And even beyond the biopsy stage, isn’t there the possibility that a tumour is benign? Isn’t cancer malignant in that it spreads and destroys everything (see?
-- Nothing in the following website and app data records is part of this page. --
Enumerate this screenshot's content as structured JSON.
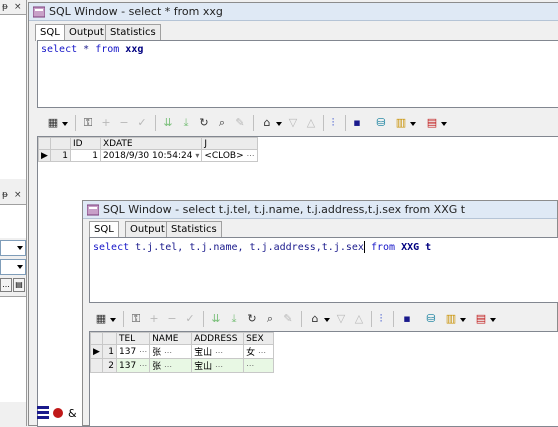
{
  "left_dock": {
    "pin1": "P",
    "close1": "×",
    "pin2": "P",
    "close2": "×",
    "btn_label": "..."
  },
  "window1": {
    "title": "SQL Window - select * from xxg",
    "tabs": [
      "SQL",
      "Output",
      "Statistics"
    ],
    "sql": {
      "kw1": "select",
      "star": " * ",
      "kw2": "from",
      "tbl": " xxg"
    },
    "grid": {
      "columns": [
        "ID",
        "XDATE",
        "J"
      ],
      "rows": [
        {
          "num": "1",
          "id": "1",
          "xdate": "2018/9/30 10:54:24",
          "j": "<CLOB>"
        }
      ]
    }
  },
  "window2": {
    "title": "SQL Window - select t.j.tel, t.j.name, t.j.address,t.j.sex from XXG t",
    "tabs": [
      "SQL",
      "Output",
      "Statistics"
    ],
    "sql": {
      "kw1": "select",
      "cols": " t.j.tel, t.j.name, t.j.address,t.j.sex",
      "kw2": " from",
      "tbl": " XXG t"
    },
    "grid": {
      "columns": [
        "TEL",
        "NAME",
        "ADDRESS",
        "SEX"
      ],
      "rows": [
        {
          "num": "1",
          "tel": "137",
          "name": "张",
          "address": "宝山",
          "sex": "女"
        },
        {
          "num": "2",
          "tel": "137",
          "name": "张",
          "address": "宝山",
          "sex": ""
        }
      ]
    }
  },
  "toolbar_icons": [
    "grid-toggle-icon",
    "lock-icon",
    "add-record-icon",
    "delete-record-icon",
    "post-changes-icon",
    "fetch-next-icon",
    "fetch-last-icon",
    "refresh-icon",
    "find-icon",
    "clear-icon",
    "query-by-example-icon",
    "filter-down-icon",
    "filter-up-icon",
    "chart-icon",
    "save-icon",
    "export-icon",
    "print-icon",
    "table-icon"
  ],
  "colors": {
    "keyword": "#1515c8",
    "identifier": "#000080",
    "alt_row": "#e8f8e4",
    "titlebar": "#dfe9f5"
  }
}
I told you I never read about cancer) thereby producing this kind of phrase that an average Nigerian man with a pulse may use “This idea that women are entitled to the same rights as men is spreading like cancer,” (Feminism, crowbar, any article.  It’s like a magic trick.).  And of course there is the type of waiting that comes after you’ve had cancer, have been treated and are waiting to see if the treatment is successful.

Therefore I don’t really understand what people mean when they say ‘I’ve had a cancer scare so I know how you feel.’ like it puts them in some kind of club with cancer survivors or patients.  Or people who give testimonies in church stating that their cancer scare turned out not to be cancer after all.  Of course we should always be grateful to God for life and health but, beyond going for the initial tests and all the anticipation and terror of waiting, what is this kind of testimony about?  How has the person actually changed?  How exactly does having a cancer scare make one understand what a cancer patient goes through??

cancer 2

Another grievance of mine is all this talk of taking cancer on as if it were an opponent in a boxing match.  Stand up to cancer.  Say no to cancer.  Give cancer the finger.  Give it two fingers.  Give it as many fingers as you want.  Eff you, cancer.  Spit on its….Has the world gone mad?  I saw an article that advised that people waiting to find out whether they are in remission should keep moving as  it’s ‘hard for cancer to hit a moving target.’.

I can think of nothing more off-putting than feeling at my worst, and being jollied along in this manner.  Also, I can’t help but think it comes from a world that is weary of taking care of any kind of sick person and wants to trick them into thinking that if they just smile enough and stop feeling sorry for themselves, they will hardly notice their green skin and propensity to vomit up anything they have eaten.

Well, I’m due an X-ray in a week.  I’ve been told I have to wait another week for the results.  I am going to force myself to wait a further three days before calling the surgery.  I may update this post.  Alternatively, if this article simply disappears, it’s probably because I thankfully do not have any signs of cancer and therefore have lost the right (and the courage) to write about things that may give true cancer patients some comfort.

Update:  The results of my blood tests came back and they are normal!  Whoop whoop!  I called the GP tentatively to ask about the procedure for reporting back on tests.  I don’t know why I was so tentative, why I’m so keen to appear reasonable.  Anyway the receptionist said they don’t report back unless there’s something to report – an unusually cruel way of operating, it seems, especially if they are able to climb into my mind and read my paranoid thoughts.  Yay!  Now I just have to wait for the x-rays but I doubt they will show anything too sinister.   I’m so relieved that I’m not even embarrassed about what a state I was in when I wrote this post : )